[Opening DATA SHOWN section]
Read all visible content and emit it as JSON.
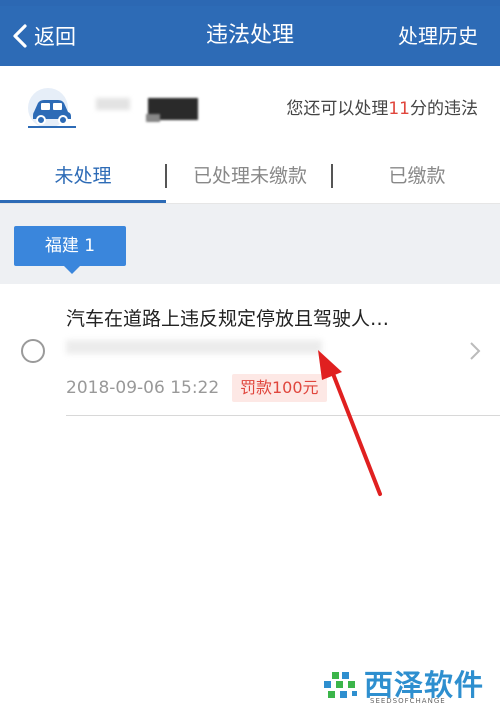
{
  "nav": {
    "back_label": "返回",
    "title": "违法处理",
    "history_label": "处理历史"
  },
  "vehicle": {
    "points_prefix": "您还可以处理",
    "points_value": "11",
    "points_suffix": "分的违法"
  },
  "tabs": [
    {
      "label": "未处理",
      "active": true
    },
    {
      "label": "已处理未缴款",
      "active": false
    },
    {
      "label": "已缴款",
      "active": false
    }
  ],
  "region": {
    "label": "福建 1"
  },
  "violations": [
    {
      "title": "汽车在道路上违反规定停放且驾驶人…",
      "time": "2018-09-06 15:22",
      "fine": "罚款100元"
    }
  ],
  "watermark": {
    "brand": "西泽软件",
    "tagline": "SEEDSOFCHANGE"
  },
  "colors": {
    "primary": "#2d6bb6",
    "badge_blue": "#3a86dc",
    "fine_red": "#e0463d",
    "annotation_arrow": "#e02020"
  }
}
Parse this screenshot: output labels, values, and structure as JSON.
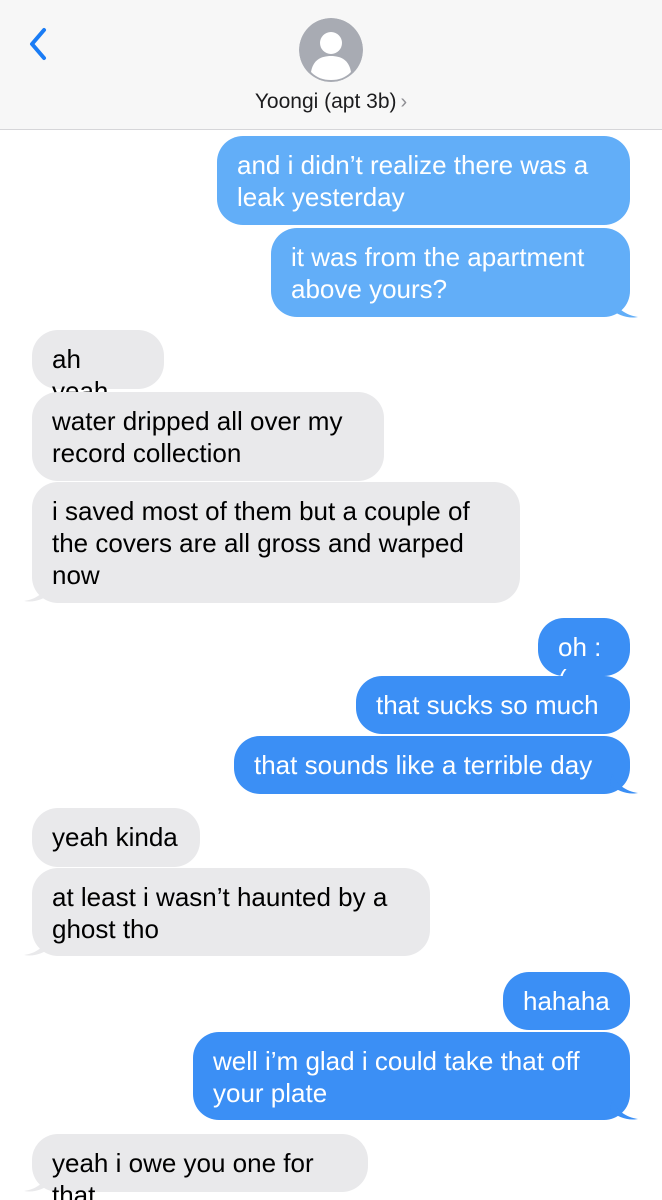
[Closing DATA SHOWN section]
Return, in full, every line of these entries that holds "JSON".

Read all visible content and emit it as JSON.
Parse this screenshot: output labels, values, and structure as JSON.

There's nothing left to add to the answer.